Mr. Bacon is quoted by Norfolk Eastern Daily Press as saying: “We have found a new church. I knew there were three here but now we have another one. It is one I have been trying to find for years. This is new information and it means that the results of the survey are going to be quite spectacular”.
“At the moment we are deploying to try and find evidence of Roman occupation off the entrance to the river Blyth and from where I am sitting you can not image the coastline how it was 2,000 years ago. This is a very exciting time”.
Dunwich was once a thriving port, rivalling London in the 12th and 13th century, but the city was eventually swallowed by the waves, the port silting up after a great storm in 1328 and by the 16th century half of the city had been claimed by the sea.

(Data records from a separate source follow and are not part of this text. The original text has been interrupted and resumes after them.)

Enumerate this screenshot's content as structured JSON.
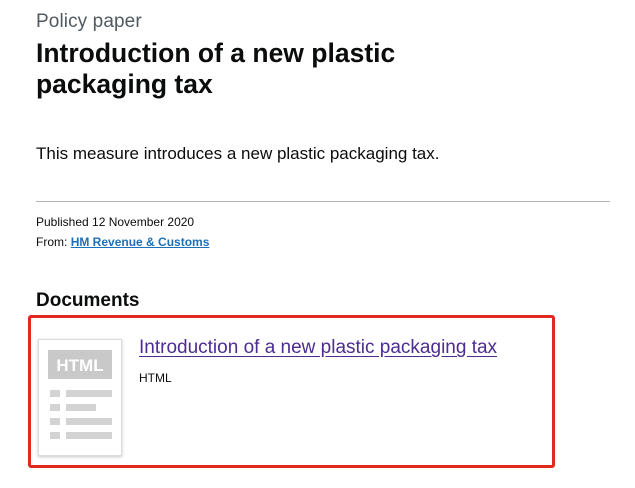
{
  "header": {
    "caption": "Policy paper",
    "title": "Introduction of a new plastic packaging tax"
  },
  "summary": "This measure introduces a new plastic packaging tax.",
  "metadata": {
    "published_text": "Published 12 November 2020",
    "from_label": "From:",
    "from_link": "HM Revenue & Customs"
  },
  "documents": {
    "heading": "Documents",
    "items": [
      {
        "thumbnail_label": "HTML",
        "thumbnail_icon": "html-document-icon",
        "title": "Introduction of a new plastic packaging tax",
        "type": "HTML"
      }
    ]
  },
  "colors": {
    "link": "#1d70b8",
    "visited_link": "#4c2c92",
    "highlight": "#e02a1f",
    "text": "#0b0c0c",
    "secondary_text": "#505a5f"
  }
}
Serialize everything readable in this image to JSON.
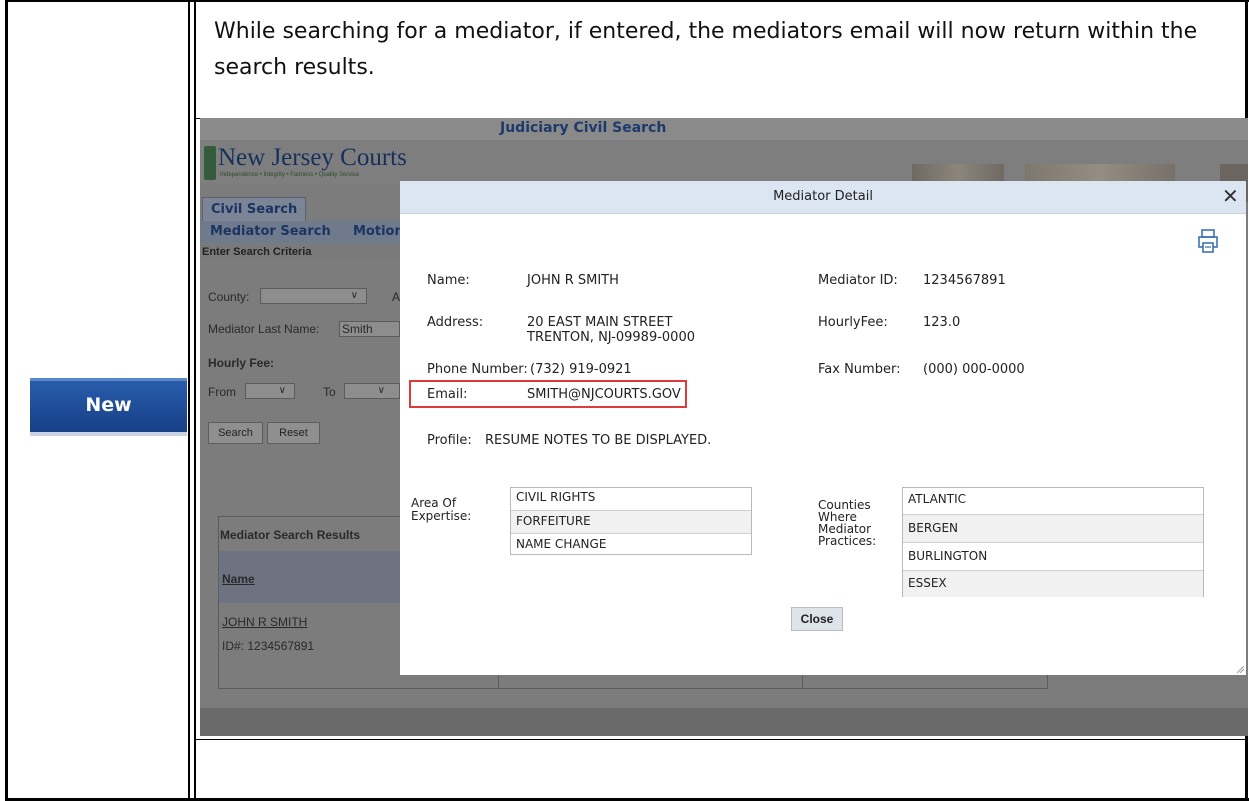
{
  "badge": "New",
  "description": "While searching for a mediator, if entered, the mediators email will now return within the search results.",
  "app": {
    "title": "Judiciary Civil Search",
    "logo_text": "New Jersey Courts",
    "logo_tagline": "Independence • Integrity • Fairness • Quality Service",
    "tab_civil": "Civil Search",
    "subtab_mediator": "Mediator Search",
    "subtab_motion": "Motion",
    "criteria_header": "Enter Search Criteria",
    "county_label": "County:",
    "county_value": "",
    "county_next_label": "A",
    "last_name_label": "Mediator Last Name:",
    "last_name_value": "Smith",
    "hourly_fee_label": "Hourly Fee:",
    "from_label": "From",
    "to_label": "To",
    "search_button": "Search",
    "reset_button": "Reset",
    "results_header": "Mediator Search Results",
    "name_column": "Name",
    "result_name": "JOHN R SMITH",
    "result_id": "ID#:  1234567891"
  },
  "modal": {
    "title": "Mediator Detail",
    "name_label": "Name:",
    "name_value": "JOHN R SMITH",
    "mediator_id_label": "Mediator ID:",
    "mediator_id_value": "1234567891",
    "address_label": "Address:",
    "address_line1": "20 EAST MAIN STREET",
    "address_line2": "TRENTON, NJ-09989-0000",
    "hourly_fee_label": "HourlyFee:",
    "hourly_fee_value": "123.0",
    "phone_label": "Phone Number:",
    "phone_value": "(732) 919-0921",
    "fax_label": "Fax Number:",
    "fax_value": "(000) 000-0000",
    "email_label": "Email:",
    "email_value": "SMITH@NJCOURTS.GOV",
    "profile_label": "Profile:",
    "profile_value": "RESUME NOTES TO BE DISPLAYED.",
    "expertise_label": "Area Of Expertise:",
    "expertise": [
      "CIVIL RIGHTS",
      "FORFEITURE",
      "NAME CHANGE"
    ],
    "counties_label": "Counties Where Mediator Practices:",
    "counties": [
      "ATLANTIC",
      "BERGEN",
      "BURLINGTON",
      "ESSEX"
    ],
    "close_button": "Close"
  }
}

The results of the marine survey will be put on display at Dunwich Museum (St. James’s Street, Dunwich, Saxmundham, Suffolk).